::: Records supplied
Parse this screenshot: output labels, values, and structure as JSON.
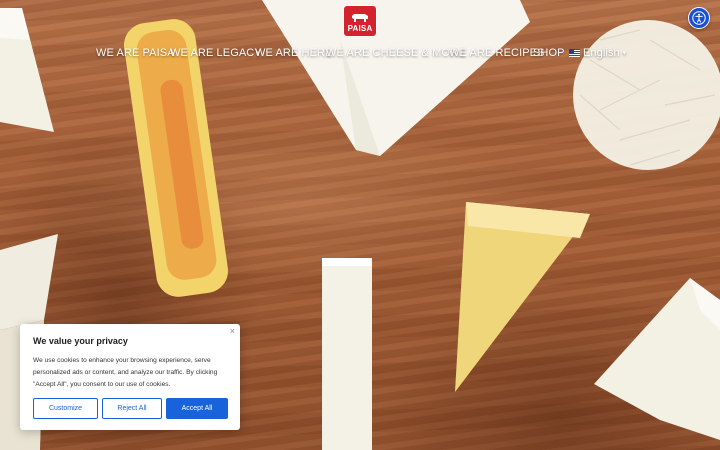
{
  "brand": {
    "logo_text": "PAISA"
  },
  "nav": {
    "items": [
      "WE ARE PAISA",
      "WE ARE LEGACY",
      "WE ARE HERE",
      "WE ARE CHEESE & MORE",
      "WE ARE RECIPES",
      "SHOP"
    ],
    "language": "English"
  },
  "accessibility_button": {
    "icon": "accessibility-icon"
  },
  "hero": {
    "image": "assorted cheeses on wooden board"
  },
  "cookie_banner": {
    "title": "We value your privacy",
    "body": "We use cookies to enhance your browsing experience, serve personalized ads or content, and analyze our traffic. By clicking \"Accept All\", you consent to our use of cookies.",
    "close_label": "×",
    "buttons": {
      "customize": "Customize",
      "reject": "Reject All",
      "accept": "Accept All"
    }
  },
  "colors": {
    "brand_red": "#d3232f",
    "cookie_blue": "#1863dc",
    "a11y_blue": "#1a4fd6"
  }
}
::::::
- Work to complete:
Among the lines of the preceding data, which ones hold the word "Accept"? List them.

- Solved exercise:
    "body": "We use cookies to enhance your browsing experience, serve personalized ads or content, and analyze our traffic. By clicking \"Accept All\", you consent to our use of cookies.",
      "accept": "Accept All"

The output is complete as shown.